▶ **EXERCISE**
Without including any pictures, write out all the entries exactly.

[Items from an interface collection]
········
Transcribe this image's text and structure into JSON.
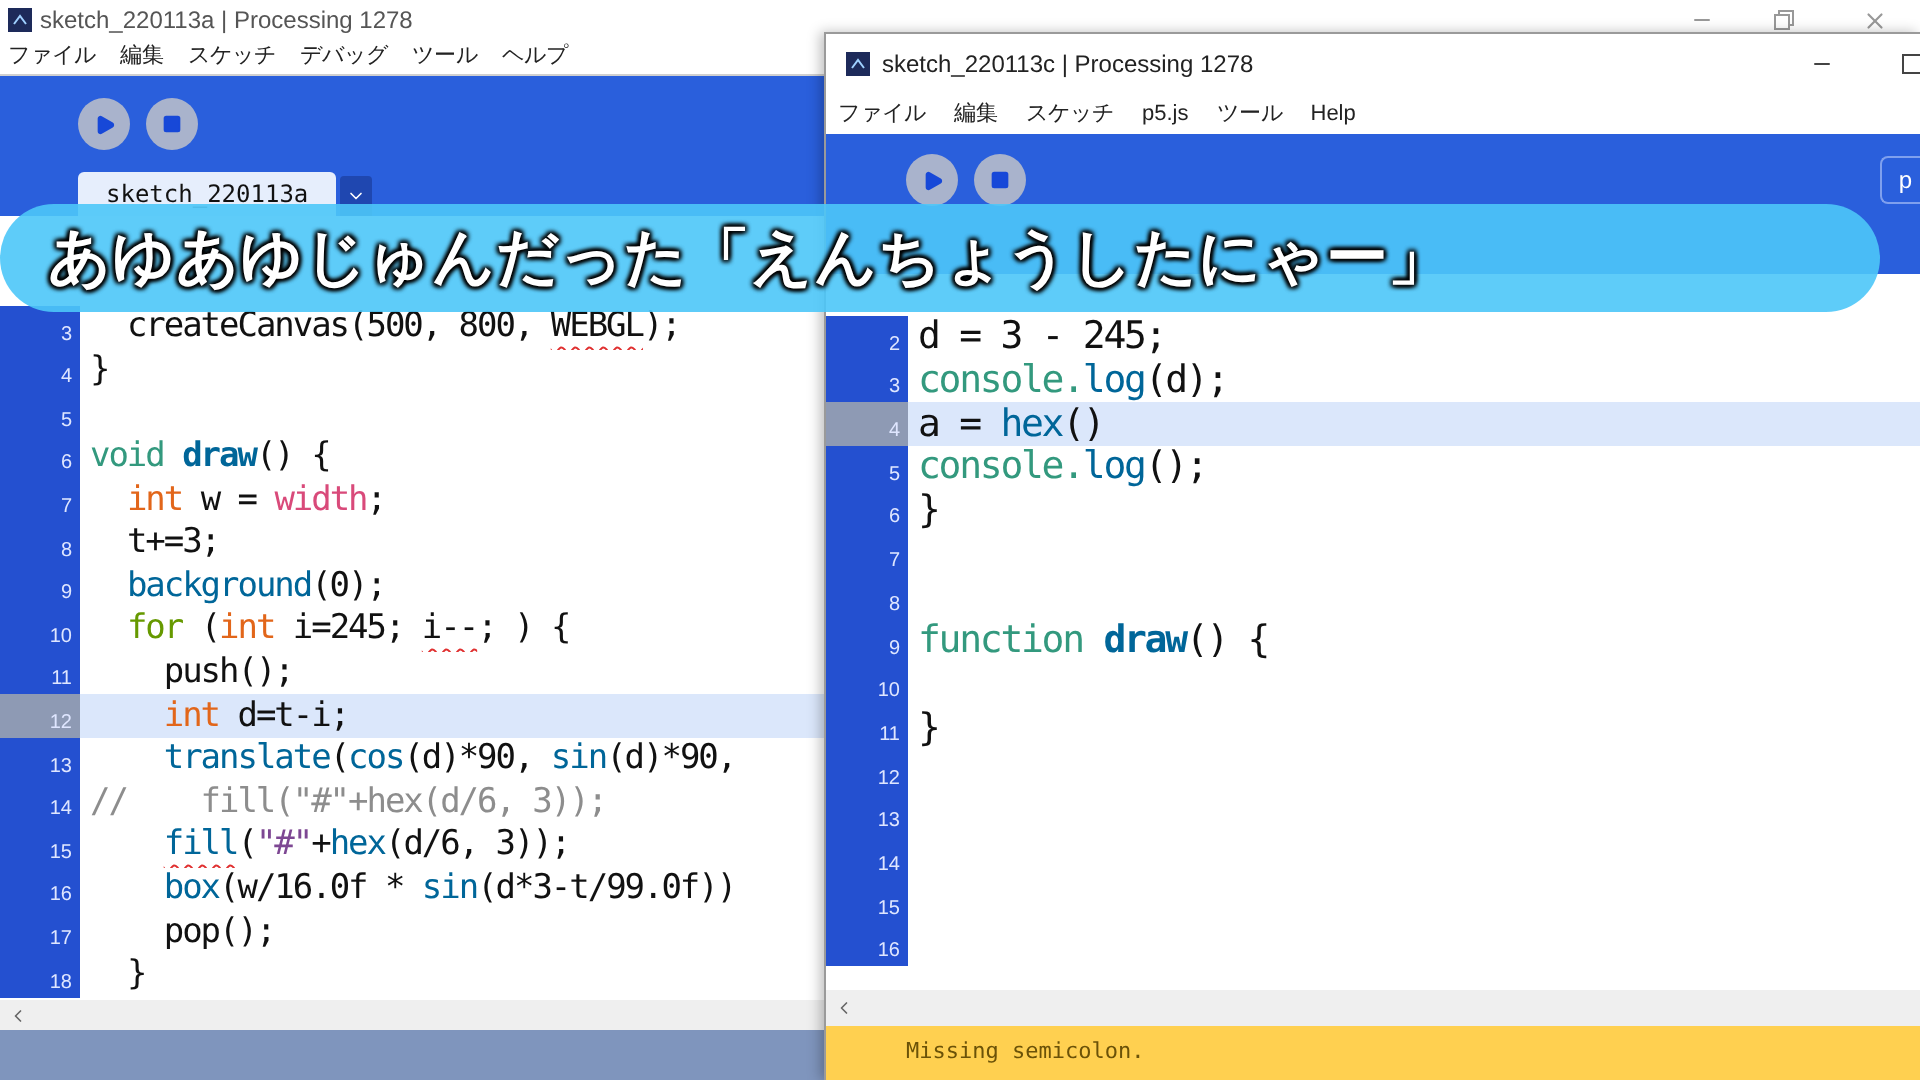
{
  "back_window": {
    "title": "sketch_220113a | Processing 1278",
    "menu": [
      "ファイル",
      "編集",
      "スケッチ",
      "デバッグ",
      "ツール",
      "ヘルプ"
    ],
    "tab": {
      "label": "sketch_220113a",
      "selected": true
    },
    "lines": [
      {
        "number": "3",
        "current": false,
        "segments": [
          {
            "kind": "plain",
            "text": "  createCanvas(500, 800, "
          },
          {
            "kind": "plain",
            "text": "WEBGL",
            "error": true
          },
          {
            "kind": "plain",
            "text": ");"
          }
        ]
      },
      {
        "number": "4",
        "current": false,
        "segments": [
          {
            "kind": "plain",
            "text": "}"
          }
        ]
      },
      {
        "number": "5",
        "current": false
      },
      {
        "number": "6",
        "current": false,
        "segments": [
          {
            "kind": "keyword",
            "text": "void "
          },
          {
            "kind": "definition",
            "text": "draw"
          },
          {
            "kind": "plain",
            "text": "() {"
          }
        ]
      },
      {
        "number": "7",
        "current": false,
        "segments": [
          {
            "kind": "type",
            "text": "  int"
          },
          {
            "kind": "plain",
            "text": " w = "
          },
          {
            "kind": "constant",
            "text": "width"
          },
          {
            "kind": "plain",
            "text": ";"
          }
        ]
      },
      {
        "number": "8",
        "current": false,
        "segments": [
          {
            "kind": "plain",
            "text": "  t+=3;"
          }
        ]
      },
      {
        "number": "9",
        "current": false,
        "segments": [
          {
            "kind": "function",
            "text": "  background"
          },
          {
            "kind": "plain",
            "text": "(0);"
          }
        ]
      },
      {
        "number": "10",
        "current": false,
        "segments": [
          {
            "kind": "control",
            "text": "  for"
          },
          {
            "kind": "plain",
            "text": " ("
          },
          {
            "kind": "type",
            "text": "int"
          },
          {
            "kind": "plain",
            "text": " i=245; "
          },
          {
            "kind": "plain",
            "text": "i--",
            "error": true
          },
          {
            "kind": "plain",
            "text": "; ) {"
          }
        ]
      },
      {
        "number": "11",
        "current": false,
        "segments": [
          {
            "kind": "plain",
            "text": "    push();"
          }
        ]
      },
      {
        "number": "12",
        "current": true,
        "segments": [
          {
            "kind": "type",
            "text": "    int"
          },
          {
            "kind": "plain",
            "text": " d=t-i;"
          }
        ]
      },
      {
        "number": "13",
        "current": false,
        "segments": [
          {
            "kind": "function",
            "text": "    translate"
          },
          {
            "kind": "plain",
            "text": "("
          },
          {
            "kind": "function",
            "text": "cos"
          },
          {
            "kind": "plain",
            "text": "(d)*90, "
          },
          {
            "kind": "function",
            "text": "sin"
          },
          {
            "kind": "plain",
            "text": "(d)*90,"
          }
        ]
      },
      {
        "number": "14",
        "current": false,
        "segments": [
          {
            "kind": "comment",
            "text": "//    fill(\"#\"+hex(d/6, 3));"
          }
        ]
      },
      {
        "number": "15",
        "current": false,
        "segments": [
          {
            "kind": "function",
            "text": "    fill",
            "error": true
          },
          {
            "kind": "plain",
            "text": "("
          },
          {
            "kind": "string",
            "text": "\"#\""
          },
          {
            "kind": "plain",
            "text": "+"
          },
          {
            "kind": "function",
            "text": "hex"
          },
          {
            "kind": "plain",
            "text": "(d/6, 3));"
          }
        ]
      },
      {
        "number": "16",
        "current": false,
        "segments": [
          {
            "kind": "function",
            "text": "    box"
          },
          {
            "kind": "plain",
            "text": "(w/16.0f * "
          },
          {
            "kind": "function",
            "text": "sin"
          },
          {
            "kind": "plain",
            "text": "(d*3-t/99.0f))"
          }
        ]
      },
      {
        "number": "17",
        "current": false,
        "segments": [
          {
            "kind": "plain",
            "text": "    pop();"
          }
        ]
      },
      {
        "number": "18",
        "current": false,
        "segments": [
          {
            "kind": "plain",
            "text": "  }"
          }
        ]
      }
    ]
  },
  "front_window": {
    "title": "sketch_220113c | Processing 1278",
    "menu": [
      "ファイル",
      "編集",
      "スケッチ",
      "p5.js",
      "ツール",
      "Help"
    ],
    "mode_button": "p",
    "lines": [
      {
        "number": "2",
        "current": false,
        "segments": [
          {
            "kind": "plain",
            "text": "d = 3 - 245;"
          }
        ]
      },
      {
        "number": "3",
        "current": false,
        "segments": [
          {
            "kind": "keyword",
            "text": "console."
          },
          {
            "kind": "function",
            "text": "log"
          },
          {
            "kind": "plain",
            "text": "(d);"
          }
        ]
      },
      {
        "number": "4",
        "current": true,
        "segments": [
          {
            "kind": "plain",
            "text": "a = "
          },
          {
            "kind": "function",
            "text": "hex"
          },
          {
            "kind": "plain",
            "text": "()"
          }
        ]
      },
      {
        "number": "5",
        "current": false,
        "segments": [
          {
            "kind": "keyword",
            "text": "console."
          },
          {
            "kind": "function",
            "text": "log"
          },
          {
            "kind": "plain",
            "text": "();"
          }
        ]
      },
      {
        "number": "6",
        "current": false,
        "segments": [
          {
            "kind": "plain",
            "text": "}"
          }
        ]
      },
      {
        "number": "7",
        "current": false
      },
      {
        "number": "8",
        "current": false
      },
      {
        "number": "9",
        "current": false,
        "segments": [
          {
            "kind": "keyword",
            "text": "function "
          },
          {
            "kind": "definition",
            "text": "draw"
          },
          {
            "kind": "plain",
            "text": "() {"
          }
        ]
      },
      {
        "number": "10",
        "current": false
      },
      {
        "number": "11",
        "current": false,
        "segments": [
          {
            "kind": "plain",
            "text": "}"
          }
        ]
      },
      {
        "number": "12",
        "current": false
      },
      {
        "number": "13",
        "current": false
      },
      {
        "number": "14",
        "current": false
      },
      {
        "number": "15",
        "current": false
      },
      {
        "number": "16",
        "current": false
      }
    ],
    "status": {
      "kind": "warning",
      "message": "Missing semicolon."
    }
  },
  "caption": {
    "text": "あゆあゆじゅんだった「えんちょうしたにゃー」"
  }
}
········
▶ **TASK OUTPUT**
Transcribe this image's text and structure into JSON.
{
  "back_window": {
    "title": "sketch_220113a | Processing 1278",
    "menu": [
      "ファイル",
      "編集",
      "スケッチ",
      "デバッグ",
      "ツール",
      "ヘルプ"
    ],
    "tab": {
      "label": "sketch_220113a",
      "selected": true
    },
    "lines": [
      {
        "number": "3",
        "current": false,
        "segments": [
          {
            "kind": "plain",
            "text": "  createCanvas(500, 800, "
          },
          {
            "kind": "plain",
            "text": "WEBGL",
            "error": true
          },
          {
            "kind": "plain",
            "text": ");"
          }
        ]
      },
      {
        "number": "4",
        "current": false,
        "segments": [
          {
            "kind": "plain",
            "text": "}"
          }
        ]
      },
      {
        "number": "5",
        "current": false
      },
      {
        "number": "6",
        "current": false,
        "segments": [
          {
            "kind": "keyword",
            "text": "void "
          },
          {
            "kind": "definition",
            "text": "draw"
          },
          {
            "kind": "plain",
            "text": "() {"
          }
        ]
      },
      {
        "number": "7",
        "current": false,
        "segments": [
          {
            "kind": "type",
            "text": "  int"
          },
          {
            "kind": "plain",
            "text": " w = "
          },
          {
            "kind": "constant",
            "text": "width"
          },
          {
            "kind": "plain",
            "text": ";"
          }
        ]
      },
      {
        "number": "8",
        "current": false,
        "segments": [
          {
            "kind": "plain",
            "text": "  t+=3;"
          }
        ]
      },
      {
        "number": "9",
        "current": false,
        "segments": [
          {
            "kind": "function",
            "text": "  background"
          },
          {
            "kind": "plain",
            "text": "(0);"
          }
        ]
      },
      {
        "number": "10",
        "current": false,
        "segments": [
          {
            "kind": "control",
            "text": "  for"
          },
          {
            "kind": "plain",
            "text": " ("
          },
          {
            "kind": "type",
            "text": "int"
          },
          {
            "kind": "plain",
            "text": " i=245; "
          },
          {
            "kind": "plain",
            "text": "i--",
            "error": true
          },
          {
            "kind": "plain",
            "text": "; ) {"
          }
        ]
      },
      {
        "number": "11",
        "current": false,
        "segments": [
          {
            "kind": "plain",
            "text": "    push();"
          }
        ]
      },
      {
        "number": "12",
        "current": true,
        "segments": [
          {
            "kind": "type",
            "text": "    int"
          },
          {
            "kind": "plain",
            "text": " d=t-i;"
          }
        ]
      },
      {
        "number": "13",
        "current": false,
        "segments": [
          {
            "kind": "function",
            "text": "    translate"
          },
          {
            "kind": "plain",
            "text": "("
          },
          {
            "kind": "function",
            "text": "cos"
          },
          {
            "kind": "plain",
            "text": "(d)*90, "
          },
          {
            "kind": "function",
            "text": "sin"
          },
          {
            "kind": "plain",
            "text": "(d)*90,"
          }
        ]
      },
      {
        "number": "14",
        "current": false,
        "segments": [
          {
            "kind": "comment",
            "text": "//    fill(\"#\"+hex(d/6, 3));"
          }
        ]
      },
      {
        "number": "15",
        "current": false,
        "segments": [
          {
            "kind": "function",
            "text": "    fill",
            "error": true
          },
          {
            "kind": "plain",
            "text": "("
          },
          {
            "kind": "string",
            "text": "\"#\""
          },
          {
            "kind": "plain",
            "text": "+"
          },
          {
            "kind": "function",
            "text": "hex"
          },
          {
            "kind": "plain",
            "text": "(d/6, 3));"
          }
        ]
      },
      {
        "number": "16",
        "current": false,
        "segments": [
          {
            "kind": "function",
            "text": "    box"
          },
          {
            "kind": "plain",
            "text": "(w/16.0f * "
          },
          {
            "kind": "function",
            "text": "sin"
          },
          {
            "kind": "plain",
            "text": "(d*3-t/99.0f))"
          }
        ]
      },
      {
        "number": "17",
        "current": false,
        "segments": [
          {
            "kind": "plain",
            "text": "    pop();"
          }
        ]
      },
      {
        "number": "18",
        "current": false,
        "segments": [
          {
            "kind": "plain",
            "text": "  }"
          }
        ]
      }
    ]
  },
  "front_window": {
    "title": "sketch_220113c | Processing 1278",
    "menu": [
      "ファイル",
      "編集",
      "スケッチ",
      "p5.js",
      "ツール",
      "Help"
    ],
    "mode_button": "p",
    "lines": [
      {
        "number": "2",
        "current": false,
        "segments": [
          {
            "kind": "plain",
            "text": "d = 3 - 245;"
          }
        ]
      },
      {
        "number": "3",
        "current": false,
        "segments": [
          {
            "kind": "keyword",
            "text": "console."
          },
          {
            "kind": "function",
            "text": "log"
          },
          {
            "kind": "plain",
            "text": "(d);"
          }
        ]
      },
      {
        "number": "4",
        "current": true,
        "segments": [
          {
            "kind": "plain",
            "text": "a = "
          },
          {
            "kind": "function",
            "text": "hex"
          },
          {
            "kind": "plain",
            "text": "()"
          }
        ]
      },
      {
        "number": "5",
        "current": false,
        "segments": [
          {
            "kind": "keyword",
            "text": "console."
          },
          {
            "kind": "function",
            "text": "log"
          },
          {
            "kind": "plain",
            "text": "();"
          }
        ]
      },
      {
        "number": "6",
        "current": false,
        "segments": [
          {
            "kind": "plain",
            "text": "}"
          }
        ]
      },
      {
        "number": "7",
        "current": false
      },
      {
        "number": "8",
        "current": false
      },
      {
        "number": "9",
        "current": false,
        "segments": [
          {
            "kind": "keyword",
            "text": "function "
          },
          {
            "kind": "definition",
            "text": "draw"
          },
          {
            "kind": "plain",
            "text": "() {"
          }
        ]
      },
      {
        "number": "10",
        "current": false
      },
      {
        "number": "11",
        "current": false,
        "segments": [
          {
            "kind": "plain",
            "text": "}"
          }
        ]
      },
      {
        "number": "12",
        "current": false
      },
      {
        "number": "13",
        "current": false
      },
      {
        "number": "14",
        "current": false
      },
      {
        "number": "15",
        "current": false
      },
      {
        "number": "16",
        "current": false
      }
    ],
    "status": {
      "kind": "warning",
      "message": "Missing semicolon."
    }
  },
  "caption": {
    "text": "あゆあゆじゅんだった「えんちょうしたにゃー」"
  }
}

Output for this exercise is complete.